## TASK:
Word for word, the records below are to be set down again.

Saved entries
------

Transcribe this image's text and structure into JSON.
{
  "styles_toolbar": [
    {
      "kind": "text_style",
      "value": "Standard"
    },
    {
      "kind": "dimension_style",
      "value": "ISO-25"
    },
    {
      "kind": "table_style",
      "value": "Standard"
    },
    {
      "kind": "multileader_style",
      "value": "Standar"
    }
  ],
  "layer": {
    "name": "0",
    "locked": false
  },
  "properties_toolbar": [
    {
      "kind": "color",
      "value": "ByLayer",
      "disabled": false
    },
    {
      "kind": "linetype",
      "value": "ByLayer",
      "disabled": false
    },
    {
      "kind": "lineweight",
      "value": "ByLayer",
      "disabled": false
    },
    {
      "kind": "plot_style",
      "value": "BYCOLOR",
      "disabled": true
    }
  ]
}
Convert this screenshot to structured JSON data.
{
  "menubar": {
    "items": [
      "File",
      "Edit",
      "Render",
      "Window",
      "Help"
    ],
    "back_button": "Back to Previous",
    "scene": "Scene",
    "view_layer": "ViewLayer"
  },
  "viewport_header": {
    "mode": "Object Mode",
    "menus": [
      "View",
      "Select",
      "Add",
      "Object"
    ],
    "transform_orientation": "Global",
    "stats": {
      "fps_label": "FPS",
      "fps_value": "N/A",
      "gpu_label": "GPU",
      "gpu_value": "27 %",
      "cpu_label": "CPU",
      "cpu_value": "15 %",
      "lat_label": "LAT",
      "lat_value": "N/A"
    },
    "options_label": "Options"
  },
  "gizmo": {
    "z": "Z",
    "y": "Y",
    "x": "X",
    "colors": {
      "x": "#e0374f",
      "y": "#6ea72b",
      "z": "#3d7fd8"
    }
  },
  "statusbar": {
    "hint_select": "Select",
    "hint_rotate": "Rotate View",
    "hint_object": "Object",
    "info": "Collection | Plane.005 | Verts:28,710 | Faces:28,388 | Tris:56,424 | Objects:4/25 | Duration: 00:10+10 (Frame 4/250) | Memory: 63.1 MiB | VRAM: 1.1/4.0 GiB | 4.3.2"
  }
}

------

## RESPONSE TO THE TASK:
Transcribe this image's text and structure into JSON.
{
  "styles_toolbar": [
    {
      "kind": "text_style",
      "value": "Standard"
    },
    {
      "kind": "dimension_style",
      "value": "ISO-25"
    },
    {
      "kind": "table_style",
      "value": "Standard"
    },
    {
      "kind": "multileader_style",
      "value": "Standar"
    }
  ],
  "layer": {
    "name": "0",
    "locked": false
  },
  "properties_toolbar": [
    {
      "kind": "color",
      "value": "ByLayer",
      "disabled": false
    },
    {
      "kind": "linetype",
      "value": "ByLayer",
      "disabled": false
    },
    {
      "kind": "lineweight",
      "value": "ByLayer",
      "disabled": false
    },
    {
      "kind": "plot_style",
      "value": "BYCOLOR",
      "disabled": true
    }
  ]
}
Convert this screenshot to structured JSON data.
{
  "menubar": {
    "items": [
      "File",
      "Edit",
      "Render",
      "Window",
      "Help"
    ],
    "back_button": "Back to Previous",
    "scene": "Scene",
    "view_layer": "ViewLayer"
  },
  "viewport_header": {
    "mode": "Object Mode",
    "menus": [
      "View",
      "Select",
      "Add",
      "Object"
    ],
    "transform_orientation": "Global",
    "stats": {
      "fps_label": "FPS",
      "fps_value": "N/A",
      "gpu_label": "GPU",
      "gpu_value": "27 %",
      "cpu_label": "CPU",
      "cpu_value": "15 %",
      "lat_label": "LAT",
      "lat_value": "N/A"
    },
    "options_label": "Options"
  },
  "gizmo": {
    "z": "Z",
    "y": "Y",
    "x": "X",
    "colors": {
      "x": "#e0374f",
      "y": "#6ea72b",
      "z": "#3d7fd8"
    }
  },
  "statusbar": {
    "hint_select": "Select",
    "hint_rotate": "Rotate View",
    "hint_object": "Object",
    "info": "Collection | Plane.005 | Verts:28,710 | Faces:28,388 | Tris:56,424 | Objects:4/25 | Duration: 00:10+10 (Frame 4/250) | Memory: 63.1 MiB | VRAM: 1.1/4.0 GiB | 4.3.2"
  }
}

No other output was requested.